As I continued to struggle in this GUI-less word, the need for transferring files over the network arose. I needed to get a lot of files from one place to another and I just simply didn’t know how to do it. Linux obviously offers a number of alternatives for transferring / copying files over the network and you can also configured shared folders over the network. For those who are new to Linux/Ubuntu/Debian/etc. here are a few ways you can accomplish a file transfer over ssh:
I tend to use Secure Copy most of the time as it was the first tool I was introduced to. The syntax is rather simple and its use is very straighforward.
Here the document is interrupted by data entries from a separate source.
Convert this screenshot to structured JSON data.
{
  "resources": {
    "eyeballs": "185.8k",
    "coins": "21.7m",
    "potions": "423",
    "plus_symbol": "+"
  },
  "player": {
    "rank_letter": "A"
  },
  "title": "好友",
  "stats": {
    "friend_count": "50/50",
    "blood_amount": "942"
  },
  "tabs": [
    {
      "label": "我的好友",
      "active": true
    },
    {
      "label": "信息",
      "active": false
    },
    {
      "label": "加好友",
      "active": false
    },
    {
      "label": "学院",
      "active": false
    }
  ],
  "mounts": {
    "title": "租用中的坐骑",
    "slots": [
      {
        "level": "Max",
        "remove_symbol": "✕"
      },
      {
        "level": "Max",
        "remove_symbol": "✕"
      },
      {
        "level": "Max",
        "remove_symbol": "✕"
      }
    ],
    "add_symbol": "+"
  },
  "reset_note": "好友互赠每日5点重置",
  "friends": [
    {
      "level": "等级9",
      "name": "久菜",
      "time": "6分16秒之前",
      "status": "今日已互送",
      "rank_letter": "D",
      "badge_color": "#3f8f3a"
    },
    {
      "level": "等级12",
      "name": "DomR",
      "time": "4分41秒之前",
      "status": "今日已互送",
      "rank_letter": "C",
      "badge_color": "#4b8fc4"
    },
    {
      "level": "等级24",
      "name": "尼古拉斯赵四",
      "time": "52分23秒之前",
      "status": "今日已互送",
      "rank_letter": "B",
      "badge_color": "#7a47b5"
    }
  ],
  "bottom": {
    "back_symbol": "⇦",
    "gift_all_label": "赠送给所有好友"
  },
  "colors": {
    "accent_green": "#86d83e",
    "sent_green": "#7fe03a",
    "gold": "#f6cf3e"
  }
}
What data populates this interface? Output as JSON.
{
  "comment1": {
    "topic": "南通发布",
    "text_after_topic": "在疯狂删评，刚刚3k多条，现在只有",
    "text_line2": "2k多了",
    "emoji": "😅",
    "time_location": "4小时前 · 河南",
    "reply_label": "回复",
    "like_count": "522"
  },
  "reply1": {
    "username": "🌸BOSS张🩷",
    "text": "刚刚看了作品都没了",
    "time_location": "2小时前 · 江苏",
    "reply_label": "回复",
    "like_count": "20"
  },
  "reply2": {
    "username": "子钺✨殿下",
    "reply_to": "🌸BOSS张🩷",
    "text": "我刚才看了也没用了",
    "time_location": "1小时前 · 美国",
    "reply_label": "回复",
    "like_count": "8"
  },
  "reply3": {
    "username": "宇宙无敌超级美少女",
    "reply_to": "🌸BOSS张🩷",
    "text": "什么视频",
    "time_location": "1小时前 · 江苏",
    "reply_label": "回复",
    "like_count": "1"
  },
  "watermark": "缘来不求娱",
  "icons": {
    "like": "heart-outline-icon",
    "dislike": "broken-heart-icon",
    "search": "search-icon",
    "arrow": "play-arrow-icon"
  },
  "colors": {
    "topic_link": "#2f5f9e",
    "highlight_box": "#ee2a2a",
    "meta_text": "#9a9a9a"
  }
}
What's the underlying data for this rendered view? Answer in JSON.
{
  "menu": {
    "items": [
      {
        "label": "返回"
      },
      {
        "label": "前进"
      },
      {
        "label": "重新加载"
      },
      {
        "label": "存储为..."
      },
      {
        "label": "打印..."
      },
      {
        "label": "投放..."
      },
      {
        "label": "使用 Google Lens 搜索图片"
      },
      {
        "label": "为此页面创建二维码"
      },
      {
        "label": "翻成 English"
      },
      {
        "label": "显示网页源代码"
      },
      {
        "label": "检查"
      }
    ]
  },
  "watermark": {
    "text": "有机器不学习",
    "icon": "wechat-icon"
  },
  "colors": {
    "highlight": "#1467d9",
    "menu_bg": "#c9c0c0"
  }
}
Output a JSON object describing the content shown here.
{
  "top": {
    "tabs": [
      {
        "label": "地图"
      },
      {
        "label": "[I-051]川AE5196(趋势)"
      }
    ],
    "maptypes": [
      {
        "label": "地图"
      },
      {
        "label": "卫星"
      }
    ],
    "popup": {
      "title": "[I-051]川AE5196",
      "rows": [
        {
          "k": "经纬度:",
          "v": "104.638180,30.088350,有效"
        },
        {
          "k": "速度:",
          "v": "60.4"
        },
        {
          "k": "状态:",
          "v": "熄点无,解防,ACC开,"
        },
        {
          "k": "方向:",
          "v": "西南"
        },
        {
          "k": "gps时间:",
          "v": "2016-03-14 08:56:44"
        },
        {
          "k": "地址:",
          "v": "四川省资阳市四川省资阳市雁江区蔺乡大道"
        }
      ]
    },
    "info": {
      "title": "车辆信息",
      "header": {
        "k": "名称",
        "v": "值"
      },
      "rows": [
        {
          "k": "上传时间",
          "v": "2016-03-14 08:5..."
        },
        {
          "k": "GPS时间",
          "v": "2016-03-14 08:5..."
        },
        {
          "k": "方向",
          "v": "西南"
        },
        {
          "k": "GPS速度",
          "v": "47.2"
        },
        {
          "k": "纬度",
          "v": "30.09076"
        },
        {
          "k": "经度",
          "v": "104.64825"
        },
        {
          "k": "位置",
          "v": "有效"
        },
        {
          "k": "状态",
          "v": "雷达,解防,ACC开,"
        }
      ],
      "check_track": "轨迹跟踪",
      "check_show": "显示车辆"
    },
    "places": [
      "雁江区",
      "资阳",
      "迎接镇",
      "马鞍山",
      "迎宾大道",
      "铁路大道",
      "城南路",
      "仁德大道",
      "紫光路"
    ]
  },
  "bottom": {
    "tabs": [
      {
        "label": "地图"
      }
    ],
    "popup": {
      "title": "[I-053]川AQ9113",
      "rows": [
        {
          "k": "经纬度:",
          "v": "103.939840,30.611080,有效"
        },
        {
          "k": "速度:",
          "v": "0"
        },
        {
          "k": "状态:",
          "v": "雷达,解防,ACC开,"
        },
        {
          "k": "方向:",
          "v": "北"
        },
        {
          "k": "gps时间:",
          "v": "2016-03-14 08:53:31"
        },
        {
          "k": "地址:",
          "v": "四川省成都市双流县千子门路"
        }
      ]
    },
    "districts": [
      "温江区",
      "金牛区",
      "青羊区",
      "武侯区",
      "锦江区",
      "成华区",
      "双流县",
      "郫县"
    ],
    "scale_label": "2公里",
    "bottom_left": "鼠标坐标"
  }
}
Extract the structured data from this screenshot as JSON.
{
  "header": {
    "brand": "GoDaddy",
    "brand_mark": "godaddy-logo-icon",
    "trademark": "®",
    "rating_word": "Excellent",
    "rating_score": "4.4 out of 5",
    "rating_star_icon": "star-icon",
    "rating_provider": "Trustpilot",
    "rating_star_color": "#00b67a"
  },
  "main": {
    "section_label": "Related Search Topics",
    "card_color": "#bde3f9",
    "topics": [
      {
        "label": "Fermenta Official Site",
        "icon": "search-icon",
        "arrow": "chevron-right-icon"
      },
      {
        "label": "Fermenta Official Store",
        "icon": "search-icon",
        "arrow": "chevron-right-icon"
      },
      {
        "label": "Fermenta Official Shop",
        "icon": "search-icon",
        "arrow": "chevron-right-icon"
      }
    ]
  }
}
If you want you can find the manual of SCP with its syntax here: SCP.
To use SCP simply do the following:
type scp followed by the -r directive to indicate recursive (sub folders, etc.). After that you need to type the server and the username used to connect to it in the following format [email protected] Immediately after that you will put a colon and follow it by the destination route.
For example, if you wanted to copy all your conf folders (think that you have three folders with the names of: conf.sites, conf.common, and conf.ssl)
scp -r /etc/nginx/conf.* [email protected]:/etc/nginx
That command will copy all the folders/files in the current directory that match the pattern conf.* to /etc/nginx in the target server. The result in this case would be three folders with all their contents copied over.
RSync is a new tool I found out about which has a few added benefits and it is maintained by the guys at Samba. You can find a copy of the manual here for your perusal: RSync. Rsync has the advantage that out of the box it will copy not only the file but the file permissions among other things (ownership, time stamps, etc.) This is done by using the -a parameter which indicates archive.
Using Rsync is not much different than using SCP. Simply follow this basic example:
Suppose you want to copy the directory ~/myDirectory from user UserName on machine ServerName to your local machine and in the current directory. For this you would run the following command:
rsync -avzn [email protected]:~/myDirectory .
Note that we used the -n parameter which will make rsync to only output the actions it will perform without actually doing it. This is good for testing and making sure you’ll get the desired outcome. If you hare happy with it, simply remove the -n option and perform the file copy operation via ssh:
rsync -avz [email protected]:~/myDirectory .
NOTE: For either method to work you need SSH to be working on both the client and the server machines.